Step 22 To Selling a Home: Scheduling Closing
Now that we have a contract on your home and we're through the due diligence period, it’s important to schedule the closing on your calendar.
Here are a few things to know about your closing date as specified on your executed contract:
First, the closing date could change.
While we hope closing occurs on your closing date and it’s not likely that the date will change, there are some factors which could cause it to be pushed back, such as a tight time frame for closing (anything 30 days or less) causing the mortgage company to need more time or issues that the closing attorney may find during the title search. However, for planning purposes right now, count on your closing date being the final date.
Next, note where closing will take place.
Closing will take place with the closing attorney that is stipulated in the contract. Many attorneys have multiple locations, so unless a specific location is noted in the contract, we can likely choose the location that is either most convenient to the house or to you. On average closing takes about 90 minutes for the buyer, but we may be able to arrange for you, as the seller, to sign your closing documents before the buyer signs (so that you can sign quickly and get on with your day). While this is very likely in almost all cases, a couple of exceptions to this option may be:
- If you are purchasing a home right after selling your home (back-to-back closings), in which case you will need to plan to attend both closings
- If the closing attorney doesn't have enough open closing times to allow for two separate closings for the same transaction
- If the buyer's lender has documents that need to be signed by both the buyer and the seller in order for the mortgage loan to be funded and they were not able to get the loan package to the closing attorney early enough to accommodate a separate seller signing
In the event that you can sign your closing documents early, your side of closing will only take 15 to 20 minutes.
Third, if you won't be in town for closing, let's make a plan now.
If you have already moved and you will not be in town for closing, we will let the closing attorney and lender know on the day we go under contract so that they can adequately prepare for the fact that you will need a mail-away closing. There is a charge for mail-away closings, and it differs with every attorney, but it is usually a nominal fee between $100 to $200. You will receive your closing documents just a few days before closing, and you will need to sign them in front of a Notary Public and a witness (who cannot be the same person and cannot be related to you) and overnight them back to the closing attorney to be received no later than the day of closing.

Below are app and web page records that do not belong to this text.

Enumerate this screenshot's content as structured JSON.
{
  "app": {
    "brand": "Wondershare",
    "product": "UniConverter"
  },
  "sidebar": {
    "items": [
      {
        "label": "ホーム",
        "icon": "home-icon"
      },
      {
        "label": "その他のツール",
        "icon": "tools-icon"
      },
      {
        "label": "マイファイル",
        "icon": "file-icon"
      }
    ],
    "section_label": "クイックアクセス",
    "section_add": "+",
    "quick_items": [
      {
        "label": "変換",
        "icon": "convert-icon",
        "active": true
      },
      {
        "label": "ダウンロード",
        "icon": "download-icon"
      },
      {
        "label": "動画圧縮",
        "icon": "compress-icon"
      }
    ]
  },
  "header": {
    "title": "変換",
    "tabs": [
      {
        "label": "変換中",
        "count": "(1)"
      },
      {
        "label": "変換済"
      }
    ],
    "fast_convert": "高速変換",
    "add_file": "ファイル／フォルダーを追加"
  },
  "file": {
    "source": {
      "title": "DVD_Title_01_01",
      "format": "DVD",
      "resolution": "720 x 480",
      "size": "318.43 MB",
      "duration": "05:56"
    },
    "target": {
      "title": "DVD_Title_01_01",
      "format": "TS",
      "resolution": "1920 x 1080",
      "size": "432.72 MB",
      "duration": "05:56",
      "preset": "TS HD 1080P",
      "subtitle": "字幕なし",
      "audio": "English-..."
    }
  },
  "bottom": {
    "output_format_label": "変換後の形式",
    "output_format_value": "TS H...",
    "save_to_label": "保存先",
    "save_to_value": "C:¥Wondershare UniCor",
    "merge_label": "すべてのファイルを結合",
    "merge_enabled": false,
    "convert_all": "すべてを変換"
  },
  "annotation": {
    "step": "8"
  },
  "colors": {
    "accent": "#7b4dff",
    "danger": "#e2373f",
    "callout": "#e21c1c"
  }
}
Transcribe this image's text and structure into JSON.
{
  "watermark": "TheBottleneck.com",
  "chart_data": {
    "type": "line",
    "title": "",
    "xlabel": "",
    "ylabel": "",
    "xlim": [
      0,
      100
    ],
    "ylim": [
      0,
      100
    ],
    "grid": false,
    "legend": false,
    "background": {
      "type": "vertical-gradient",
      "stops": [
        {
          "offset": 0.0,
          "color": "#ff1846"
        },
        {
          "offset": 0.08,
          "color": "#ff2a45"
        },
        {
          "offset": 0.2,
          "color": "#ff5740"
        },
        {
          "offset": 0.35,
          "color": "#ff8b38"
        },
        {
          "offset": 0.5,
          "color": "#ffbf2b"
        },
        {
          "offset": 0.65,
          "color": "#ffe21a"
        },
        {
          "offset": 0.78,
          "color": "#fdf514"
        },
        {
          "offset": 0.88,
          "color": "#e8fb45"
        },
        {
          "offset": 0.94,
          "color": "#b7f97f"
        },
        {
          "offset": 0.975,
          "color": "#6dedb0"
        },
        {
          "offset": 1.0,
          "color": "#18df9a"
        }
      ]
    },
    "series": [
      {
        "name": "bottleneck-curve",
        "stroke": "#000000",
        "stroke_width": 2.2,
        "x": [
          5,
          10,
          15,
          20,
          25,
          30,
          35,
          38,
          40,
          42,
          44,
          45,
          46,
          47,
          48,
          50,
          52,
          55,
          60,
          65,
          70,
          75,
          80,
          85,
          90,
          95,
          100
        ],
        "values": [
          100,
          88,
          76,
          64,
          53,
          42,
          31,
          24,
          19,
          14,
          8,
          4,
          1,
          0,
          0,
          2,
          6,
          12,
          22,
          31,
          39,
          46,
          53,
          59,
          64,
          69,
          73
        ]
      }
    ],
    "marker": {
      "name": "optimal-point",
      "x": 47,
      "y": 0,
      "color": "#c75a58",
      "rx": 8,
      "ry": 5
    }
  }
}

If you are doing a mail-away closing, be prepared to move very quickly to get this done in the couple of days before closing.
Finally, think ahead to closing day.
On the day of closing, unless we have negotiated another arrangement with the buyer, you will need to be completely out of your home, including all of your belongings and all trash/debris (in other words the home will need to be empty and clean) no later than the time of the closing. Once the buyer's closing has concluded, their loan has funded, and the attorney has all of the paperwork signed and executed, the buyer will receive the keys and the house will be theirs!
If you have any questions about closing, please let us know by calling 404-994-2181 or emailing Maura(at)BuySellLiveAtlanta(dot)com.